Data records for software interfaces:
- Opening Delimiter -

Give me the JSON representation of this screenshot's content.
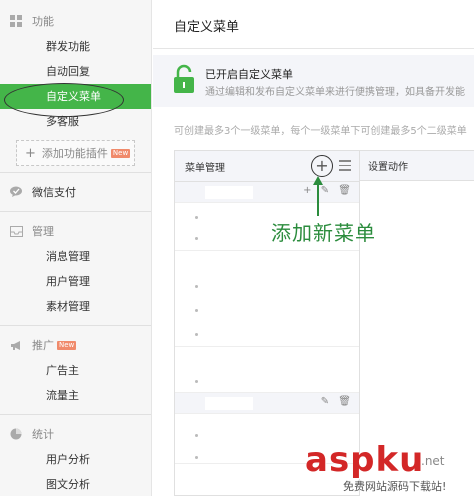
{
  "sidebar": {
    "groups": [
      {
        "title": "功能",
        "icon": "grid-icon",
        "items": [
          {
            "label": "群发功能",
            "active": false
          },
          {
            "label": "自动回复",
            "active": false
          },
          {
            "label": "自定义菜单",
            "active": true
          },
          {
            "label": "多客服",
            "active": false
          }
        ]
      },
      {
        "title": "微信支付",
        "icon": "wechat-pay-icon",
        "items": []
      },
      {
        "title": "管理",
        "icon": "inbox-icon",
        "items": [
          {
            "label": "消息管理"
          },
          {
            "label": "用户管理"
          },
          {
            "label": "素材管理"
          }
        ]
      },
      {
        "title": "推广",
        "icon": "megaphone-icon",
        "badge": "New",
        "items": [
          {
            "label": "广告主"
          },
          {
            "label": "流量主"
          }
        ]
      },
      {
        "title": "统计",
        "icon": "pie-icon",
        "items": [
          {
            "label": "用户分析"
          },
          {
            "label": "图文分析"
          }
        ]
      }
    ],
    "add_plugin": {
      "label": "添加功能插件",
      "badge": "New"
    }
  },
  "main": {
    "page_title": "自定义菜单",
    "notice": {
      "title": "已开启自定义菜单",
      "desc": "通过编辑和发布自定义菜单来进行便携管理，如具备开发能"
    },
    "hint": "可创建最多3个一级菜单，每个一级菜单下可创建最多5个二级菜单",
    "panel": {
      "header": "菜单管理",
      "add_symbol": "+",
      "row_tools_1": [
        "+",
        "✎",
        "🗑"
      ],
      "row_tools_2": [
        "✎",
        "🗑"
      ]
    },
    "settings_header": "设置动作"
  },
  "annotation": {
    "text": "添加新菜单",
    "color": "#2b8c3d"
  },
  "watermark": {
    "brand": "aspku",
    "suffix": ".net",
    "tagline": "免费网站源码下载站!"
  },
  "colors": {
    "accent": "#44b549",
    "sidebar_bg": "#f6f6f6",
    "panel_head_bg": "#f4f5f9"
  }
}
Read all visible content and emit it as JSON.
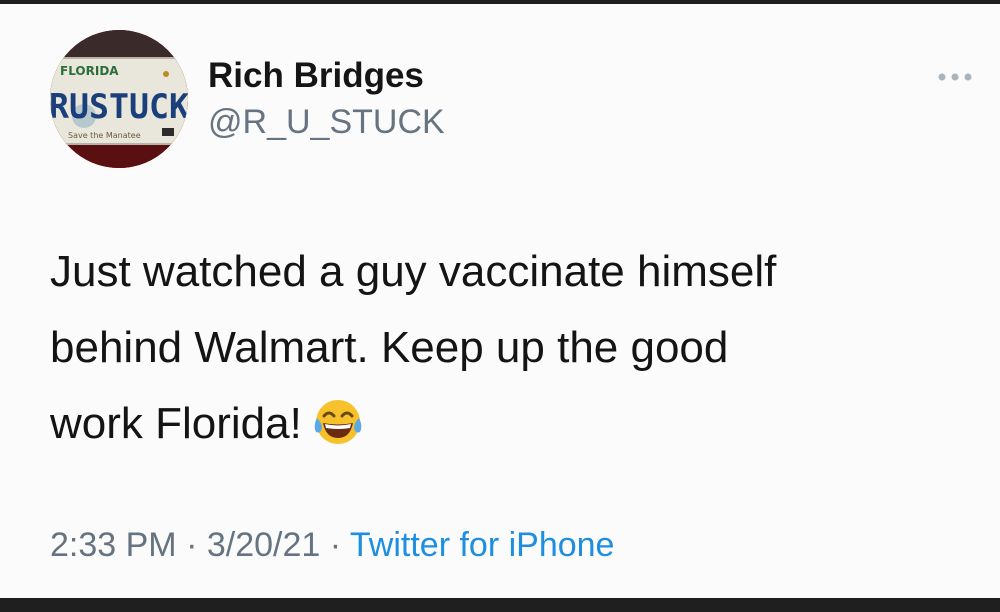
{
  "tweet": {
    "author": {
      "display_name": "Rich Bridges",
      "handle": "@R_U_STUCK",
      "avatar": {
        "plate_state": "FLORIDA",
        "plate_text": "RUSTUCK",
        "plate_tagline": "Save the Manatee"
      }
    },
    "more_icon": "ellipsis-icon",
    "text_lines": [
      "Just watched a guy vaccinate himself",
      "behind Walmart. Keep up the good",
      "work Florida!"
    ],
    "emoji": "tears-of-joy-emoji",
    "meta": {
      "time": "2:33 PM",
      "separator": " · ",
      "date": "3/20/21",
      "source": "Twitter for iPhone"
    }
  },
  "colors": {
    "name": "#151515",
    "secondary": "#667380",
    "link": "#1d8ee0",
    "background": "#fbfbfb",
    "frame": "#1f1f1f"
  }
}
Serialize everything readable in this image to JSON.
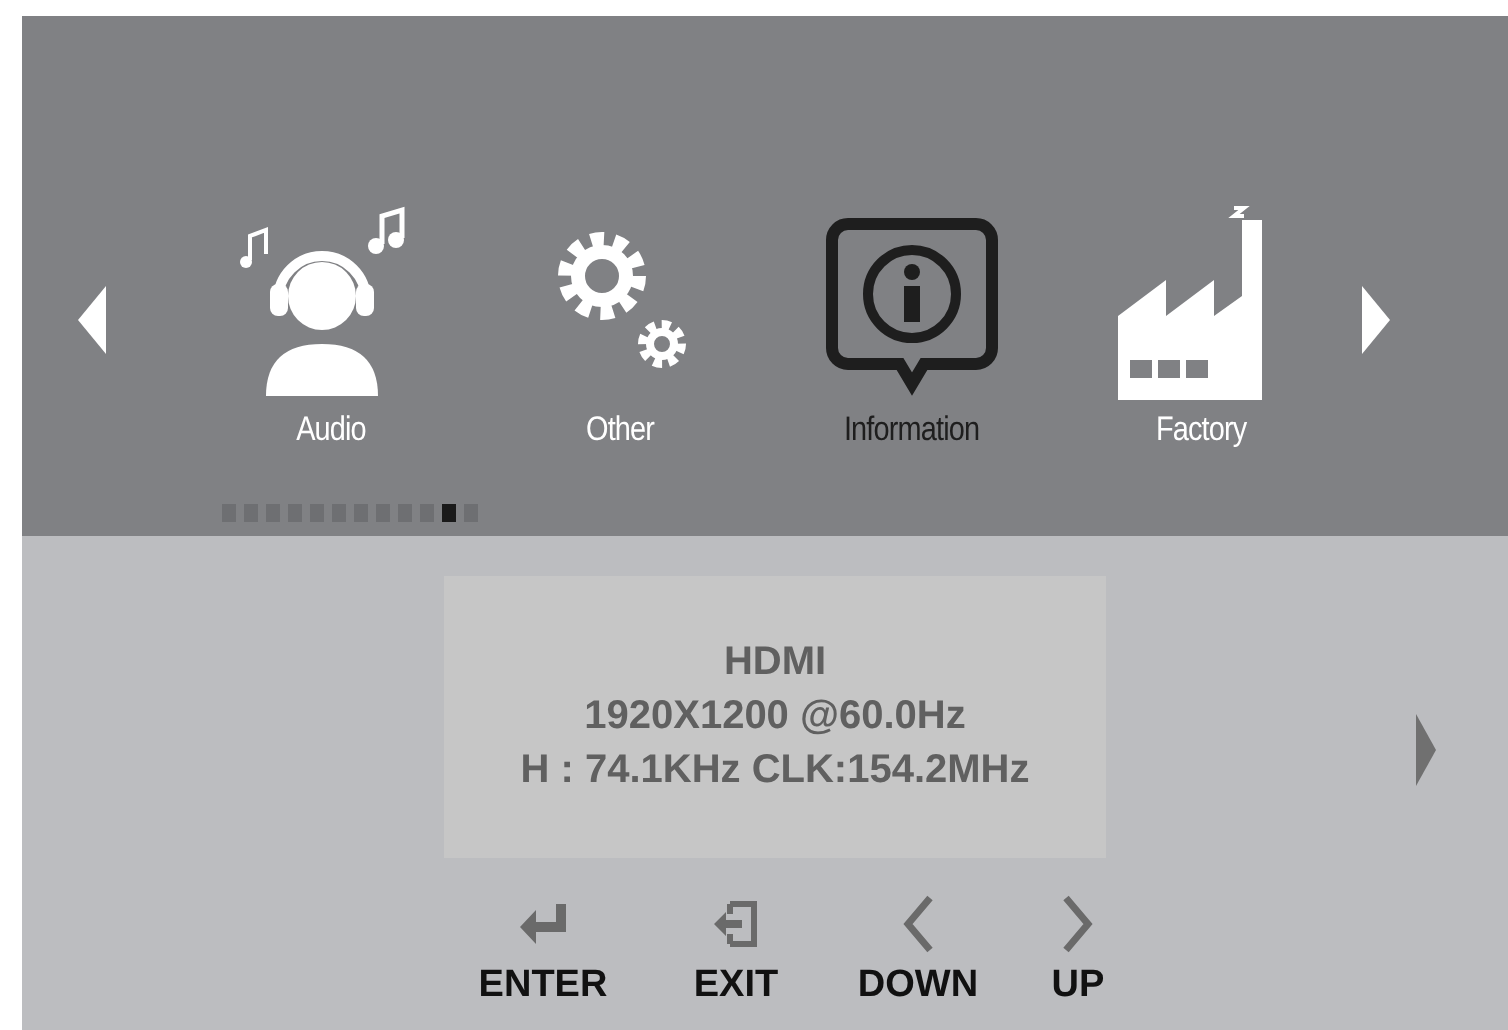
{
  "menu": [
    {
      "kind": "audio",
      "label": "Audio",
      "selected": false
    },
    {
      "kind": "other",
      "label": "Other",
      "selected": false
    },
    {
      "kind": "information",
      "label": "Information",
      "selected": true
    },
    {
      "kind": "factory",
      "label": "Factory",
      "selected": false
    }
  ],
  "pages": [
    {
      "selected": false
    },
    {
      "selected": false
    },
    {
      "selected": false
    },
    {
      "selected": false
    },
    {
      "selected": false
    },
    {
      "selected": false
    },
    {
      "selected": false
    },
    {
      "selected": false
    },
    {
      "selected": false
    },
    {
      "selected": false
    },
    {
      "selected": true
    },
    {
      "selected": false
    }
  ],
  "info": [
    "HDMI",
    "1920X1200 @60.0Hz",
    "H : 74.1KHz CLK:154.2MHz"
  ],
  "keys": [
    {
      "kind": "enter",
      "label": "ENTER"
    },
    {
      "kind": "exit",
      "label": "EXIT"
    },
    {
      "kind": "down",
      "label": "DOWN"
    },
    {
      "kind": "up",
      "label": "UP"
    }
  ]
}
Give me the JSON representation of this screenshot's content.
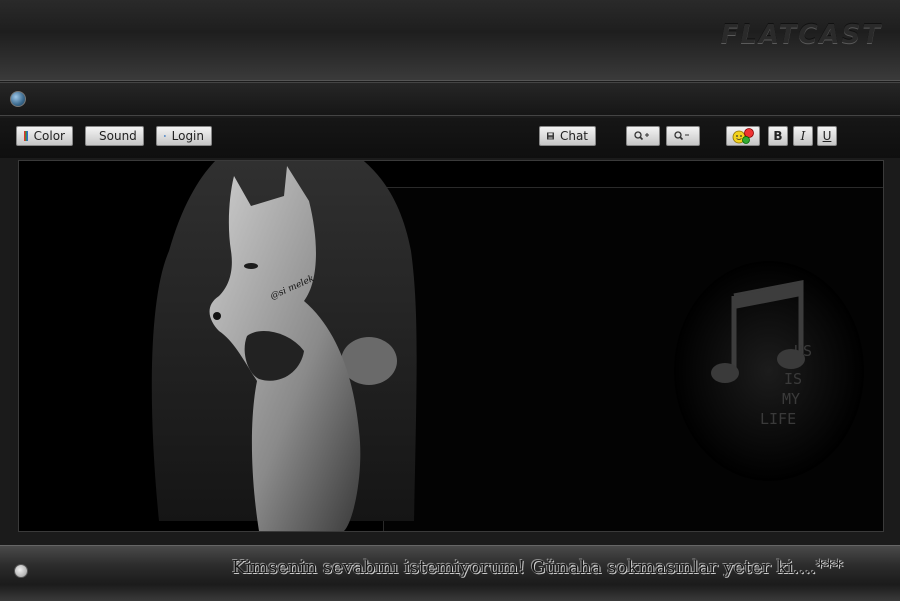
{
  "header": {
    "brand": "FLATCAST"
  },
  "toolbar": {
    "color_label": "Color",
    "sound_label": "Sound",
    "login_label": "Login",
    "chat_label": "Chat",
    "bold_label": "B",
    "italic_label": "I",
    "underline_label": "U"
  },
  "icons": {
    "globe": "globe-icon",
    "color": "color-icon",
    "sound": "speaker-icon",
    "login": "login-arrow-icon",
    "chat": "floppy-disk-icon",
    "zoom_in": "zoom-in-icon",
    "zoom_out": "zoom-out-icon",
    "emoticons": "emoticon-icon",
    "clock": "clock-icon"
  },
  "stage": {
    "watermark": "@si melek",
    "music_text": [
      "US",
      "IS",
      "MY",
      "LIFE"
    ]
  },
  "footer": {
    "marquee": "Kimsenin sevabını istemiyorum! Günaha sokmasınlar yeter ki....***"
  },
  "colors": {
    "background": "#1b1b1b",
    "stage": "#000000",
    "button": "#d9d9d9"
  }
}
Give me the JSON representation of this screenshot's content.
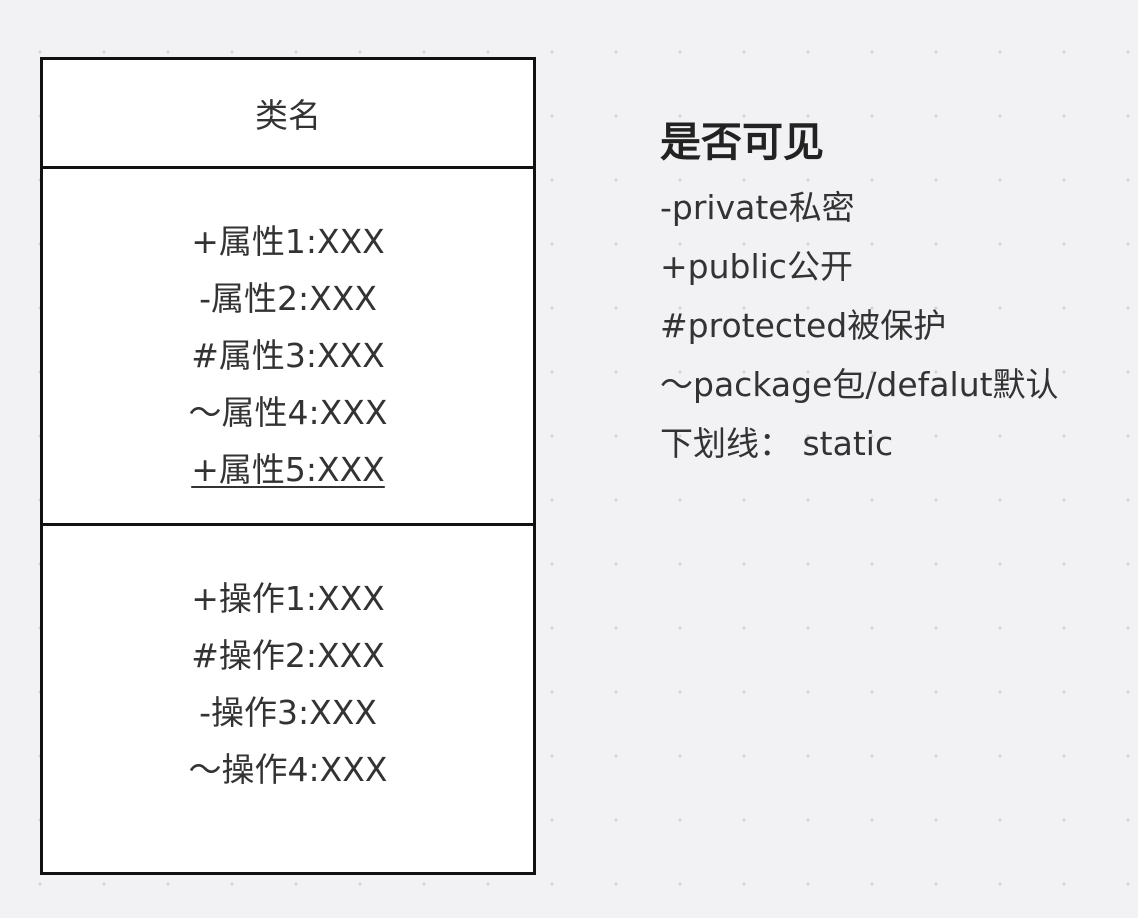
{
  "class_box": {
    "name": "类名",
    "attributes": [
      {
        "text": "+属性1:XXX",
        "static": false
      },
      {
        "text": "-属性2:XXX",
        "static": false
      },
      {
        "text": "#属性3:XXX",
        "static": false
      },
      {
        "text": "～属性4:XXX",
        "static": false
      },
      {
        "text": "+属性5:XXX",
        "static": true
      }
    ],
    "operations": [
      {
        "text": "+操作1:XXX"
      },
      {
        "text": "#操作2:XXX"
      },
      {
        "text": "-操作3:XXX"
      },
      {
        "text": "～操作4:XXX"
      }
    ]
  },
  "legend": {
    "title": "是否可见",
    "items": [
      "-private私密",
      "+public公开",
      "#protected被保护",
      "～package包/defalut默认",
      "下划线： static"
    ]
  },
  "colors": {
    "background": "#f2f2f5",
    "border": "#111111",
    "text": "#333333"
  }
}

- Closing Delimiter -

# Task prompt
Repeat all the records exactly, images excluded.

# Answer to this task
Give me the JSON representation of this screenshot's content.
{
  "sidebar": {
    "groups": [
      {
        "title": "功能",
        "icon": "grid-icon",
        "items": [
          {
            "label": "群发功能",
            "active": false
          },
          {
            "label": "自动回复",
            "active": false
          },
          {
            "label": "自定义菜单",
            "active": true
          },
          {
            "label": "多客服",
            "active": false
          }
        ]
      },
      {
        "title": "微信支付",
        "icon": "wechat-pay-icon",
        "items": []
      },
      {
        "title": "管理",
        "icon": "inbox-icon",
        "items": [
          {
            "label": "消息管理"
          },
          {
            "label": "用户管理"
          },
          {
            "label": "素材管理"
          }
        ]
      },
      {
        "title": "推广",
        "icon": "megaphone-icon",
        "badge": "New",
        "items": [
          {
            "label": "广告主"
          },
          {
            "label": "流量主"
          }
        ]
      },
      {
        "title": "统计",
        "icon": "pie-icon",
        "items": [
          {
            "label": "用户分析"
          },
          {
            "label": "图文分析"
          }
        ]
      }
    ],
    "add_plugin": {
      "label": "添加功能插件",
      "badge": "New"
    }
  },
  "main": {
    "page_title": "自定义菜单",
    "notice": {
      "title": "已开启自定义菜单",
      "desc": "通过编辑和发布自定义菜单来进行便携管理，如具备开发能"
    },
    "hint": "可创建最多3个一级菜单，每个一级菜单下可创建最多5个二级菜单",
    "panel": {
      "header": "菜单管理",
      "add_symbol": "+",
      "row_tools_1": [
        "+",
        "✎",
        "🗑"
      ],
      "row_tools_2": [
        "✎",
        "🗑"
      ]
    },
    "settings_header": "设置动作"
  },
  "annotation": {
    "text": "添加新菜单",
    "color": "#2b8c3d"
  },
  "watermark": {
    "brand": "aspku",
    "suffix": ".net",
    "tagline": "免费网站源码下载站!"
  },
  "colors": {
    "accent": "#44b549",
    "sidebar_bg": "#f6f6f6",
    "panel_head_bg": "#f4f5f9"
  }
}
Read all visible content and emit it as JSON.
{
  "tweet": {
    "author": {
      "display_name": "Rich Bridges",
      "handle": "@R_U_STUCK",
      "avatar": {
        "plate_state": "FLORIDA",
        "plate_text": "RUSTUCK",
        "plate_tagline": "Save the Manatee"
      }
    },
    "more_icon": "ellipsis-icon",
    "text_lines": [
      "Just watched a guy vaccinate himself",
      "behind Walmart. Keep up the good",
      "work Florida!"
    ],
    "emoji": "tears-of-joy-emoji",
    "meta": {
      "time": "2:33 PM",
      "separator": " · ",
      "date": "3/20/21",
      "source": "Twitter for iPhone"
    }
  },
  "colors": {
    "name": "#151515",
    "secondary": "#667380",
    "link": "#1d8ee0",
    "background": "#fbfbfb",
    "frame": "#1f1f1f"
  }
}
Serialize everything readable in this image to JSON.
{
  "menu": [
    {
      "kind": "audio",
      "label": "Audio",
      "selected": false
    },
    {
      "kind": "other",
      "label": "Other",
      "selected": false
    },
    {
      "kind": "information",
      "label": "Information",
      "selected": true
    },
    {
      "kind": "factory",
      "label": "Factory",
      "selected": false
    }
  ],
  "pages": [
    {
      "selected": false
    },
    {
      "selected": false
    },
    {
      "selected": false
    },
    {
      "selected": false
    },
    {
      "selected": false
    },
    {
      "selected": false
    },
    {
      "selected": false
    },
    {
      "selected": false
    },
    {
      "selected": false
    },
    {
      "selected": false
    },
    {
      "selected": true
    },
    {
      "selected": false
    }
  ],
  "info": [
    "HDMI",
    "1920X1200 @60.0Hz",
    "H : 74.1KHz CLK:154.2MHz"
  ],
  "keys": [
    {
      "kind": "enter",
      "label": "ENTER"
    },
    {
      "kind": "exit",
      "label": "EXIT"
    },
    {
      "kind": "down",
      "label": "DOWN"
    },
    {
      "kind": "up",
      "label": "UP"
    }
  ]
}
Give me the JSON representation of this screenshot's content.
{
  "header": {
    "brand": "FLATCAST"
  },
  "toolbar": {
    "color_label": "Color",
    "sound_label": "Sound",
    "login_label": "Login",
    "chat_label": "Chat",
    "bold_label": "B",
    "italic_label": "I",
    "underline_label": "U"
  },
  "icons": {
    "globe": "globe-icon",
    "color": "color-icon",
    "sound": "speaker-icon",
    "login": "login-arrow-icon",
    "chat": "floppy-disk-icon",
    "zoom_in": "zoom-in-icon",
    "zoom_out": "zoom-out-icon",
    "emoticons": "emoticon-icon",
    "clock": "clock-icon"
  },
  "stage": {
    "watermark": "@si melek",
    "music_text": [
      "US",
      "IS",
      "MY",
      "LIFE"
    ]
  },
  "footer": {
    "marquee": "Kimsenin sevabını istemiyorum! Günaha sokmasınlar yeter ki....***"
  },
  "colors": {
    "background": "#1b1b1b",
    "stage": "#000000",
    "button": "#d9d9d9"
  }
}
Give me the JSON representation of this screenshot's content.
{
  "class_box": {
    "name": "类名",
    "attributes": [
      {
        "text": "+属性1:XXX",
        "static": false
      },
      {
        "text": "-属性2:XXX",
        "static": false
      },
      {
        "text": "#属性3:XXX",
        "static": false
      },
      {
        "text": "～属性4:XXX",
        "static": false
      },
      {
        "text": "+属性5:XXX",
        "static": true
      }
    ],
    "operations": [
      {
        "text": "+操作1:XXX"
      },
      {
        "text": "#操作2:XXX"
      },
      {
        "text": "-操作3:XXX"
      },
      {
        "text": "～操作4:XXX"
      }
    ]
  },
  "legend": {
    "title": "是否可见",
    "items": [
      "-private私密",
      "+public公开",
      "#protected被保护",
      "～package包/defalut默认",
      "下划线： static"
    ]
  },
  "colors": {
    "background": "#f2f2f5",
    "border": "#111111",
    "text": "#333333"
  }
}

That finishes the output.